Larry Derfner has argued that liberal Zionists who support a 2 State Solution should start supporting BDS, because it’s only BDS, as a form of shock therapy, that will shift the Israeli political landscape. I think it’s bad idea, mostly because I don’t think apocalyptic-manichean or negative-dialectical politics ever “works.” As an activist movement, BDS has shown itself over and over to be a political force that does nothing but poison the kinds of normal human relations upon which a decent political settlement would have to depend. By demonizing an “enemy,” by refusing to consider the two human sides to a complex political conflict, movement-BDS has nothing politically constructive to contribute. Even if you do support, as I do not, a 1 State Solution, binational or otherwise, I think BDS as a movement is going about it in the wrong way because it rejects the middle-ground, the in-between of mutual recognition.
This all came into sharp focus reading two pieces, the first one here by Hussein Ibish about Professor Mohammed Dajani, whose resignation the administration at Al-Quds University refused to decline. Dajani caused a shit storm by sending Palestinian students to a study-tour at Auschwitz, part of a program that brought Israeli university students to study-tours of Nakba sites. The price of normalization cost him his job. But at what cost comes this particular case of BDS? Ibish writes, “There is a broader conflict… between those who want to embrace the world, in all its complexity and challenges, versus those who want to crawl inside a warm cocoon of insularity… Those, like Prof. Dajani, who try to break through this curtain of insularity are frequently punished, or at least criticized, for their embrace of broader realities, some of which are uncomfortable and destabilize reassuring mythologies.”

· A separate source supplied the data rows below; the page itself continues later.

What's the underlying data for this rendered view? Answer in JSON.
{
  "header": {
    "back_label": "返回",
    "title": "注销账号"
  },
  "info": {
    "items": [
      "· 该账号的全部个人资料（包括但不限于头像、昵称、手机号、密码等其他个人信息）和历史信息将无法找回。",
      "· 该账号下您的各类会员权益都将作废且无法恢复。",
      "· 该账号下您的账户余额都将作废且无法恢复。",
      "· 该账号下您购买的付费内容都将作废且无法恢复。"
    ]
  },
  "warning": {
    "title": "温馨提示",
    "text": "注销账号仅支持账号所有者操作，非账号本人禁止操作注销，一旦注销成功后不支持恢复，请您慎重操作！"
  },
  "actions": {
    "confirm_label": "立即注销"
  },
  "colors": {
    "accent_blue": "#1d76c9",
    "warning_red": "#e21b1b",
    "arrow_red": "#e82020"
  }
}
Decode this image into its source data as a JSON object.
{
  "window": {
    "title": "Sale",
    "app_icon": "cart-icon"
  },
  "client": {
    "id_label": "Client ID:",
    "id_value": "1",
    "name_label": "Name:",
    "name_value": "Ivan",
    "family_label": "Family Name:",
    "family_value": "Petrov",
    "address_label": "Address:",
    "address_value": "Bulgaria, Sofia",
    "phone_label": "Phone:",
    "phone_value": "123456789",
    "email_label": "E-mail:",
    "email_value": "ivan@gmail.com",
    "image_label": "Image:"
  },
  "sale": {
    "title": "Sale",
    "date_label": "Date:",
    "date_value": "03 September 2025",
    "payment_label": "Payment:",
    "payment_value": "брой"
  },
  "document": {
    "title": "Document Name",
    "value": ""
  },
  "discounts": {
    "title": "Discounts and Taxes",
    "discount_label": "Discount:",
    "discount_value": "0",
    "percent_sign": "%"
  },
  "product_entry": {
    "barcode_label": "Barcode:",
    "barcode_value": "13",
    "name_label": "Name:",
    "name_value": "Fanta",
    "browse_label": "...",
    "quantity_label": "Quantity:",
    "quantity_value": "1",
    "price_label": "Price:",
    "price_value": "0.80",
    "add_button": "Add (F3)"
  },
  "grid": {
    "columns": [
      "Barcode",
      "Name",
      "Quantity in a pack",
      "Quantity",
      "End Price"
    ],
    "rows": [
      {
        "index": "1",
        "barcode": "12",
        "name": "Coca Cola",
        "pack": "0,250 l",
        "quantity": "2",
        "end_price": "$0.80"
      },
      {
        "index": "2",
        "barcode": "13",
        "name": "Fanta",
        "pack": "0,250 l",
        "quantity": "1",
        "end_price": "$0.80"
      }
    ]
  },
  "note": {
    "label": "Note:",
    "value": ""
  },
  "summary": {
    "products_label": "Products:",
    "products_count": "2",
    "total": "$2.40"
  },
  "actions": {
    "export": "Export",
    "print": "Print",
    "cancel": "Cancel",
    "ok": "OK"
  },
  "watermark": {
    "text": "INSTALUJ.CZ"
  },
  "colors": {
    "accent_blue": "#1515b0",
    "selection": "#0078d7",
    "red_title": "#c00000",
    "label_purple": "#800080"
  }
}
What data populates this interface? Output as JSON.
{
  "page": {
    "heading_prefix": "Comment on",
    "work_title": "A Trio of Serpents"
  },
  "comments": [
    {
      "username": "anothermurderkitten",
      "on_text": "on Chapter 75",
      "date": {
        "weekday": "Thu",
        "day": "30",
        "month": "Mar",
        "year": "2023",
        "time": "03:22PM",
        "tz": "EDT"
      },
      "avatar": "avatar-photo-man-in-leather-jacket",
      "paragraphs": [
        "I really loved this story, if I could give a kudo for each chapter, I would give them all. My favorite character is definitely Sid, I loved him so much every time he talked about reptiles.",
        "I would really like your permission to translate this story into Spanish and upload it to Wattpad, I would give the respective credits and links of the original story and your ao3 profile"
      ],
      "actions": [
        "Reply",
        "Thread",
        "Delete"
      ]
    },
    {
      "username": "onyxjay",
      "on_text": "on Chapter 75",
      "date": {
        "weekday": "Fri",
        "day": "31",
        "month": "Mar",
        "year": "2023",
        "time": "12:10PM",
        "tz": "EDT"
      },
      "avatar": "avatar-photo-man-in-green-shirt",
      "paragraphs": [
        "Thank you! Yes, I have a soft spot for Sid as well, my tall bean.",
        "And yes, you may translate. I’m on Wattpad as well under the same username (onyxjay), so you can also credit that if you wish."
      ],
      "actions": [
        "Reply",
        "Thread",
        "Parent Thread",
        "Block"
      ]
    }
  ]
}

Writing here in the Forward about Eric Cantor and Tea Party radicals, Jay Michelson suggests another way to consider the question. Why liberal-progressive middle-of-the-roaders and other last-ditch supporters of a 2 State Solution might want to avoid the cocoon of BDS extremism is not too unlike why establishment-conservative Republicans like Eric Cantor might not have wanted to side up with Tea Party radicals. Writing in the Forward, Jay Michelson comments, “Once you empower extremists, you can never be extreme enough in your opposition to whatever it is they hate. Feed the fire, and eventually you get burned…Perhaps [Cantor] was just using [extremists] to stay in power — or perhaps they were using him. Either way, he muddied the waters, obscured the choices in play.” Mixing metaphors, it’s not less the case that BDS extremists fire up the hate, muddy waters and obscure choices. The viewpoints are just as muddied and maybe even more so than the rightwing Zionists who occupy the opposite extreme.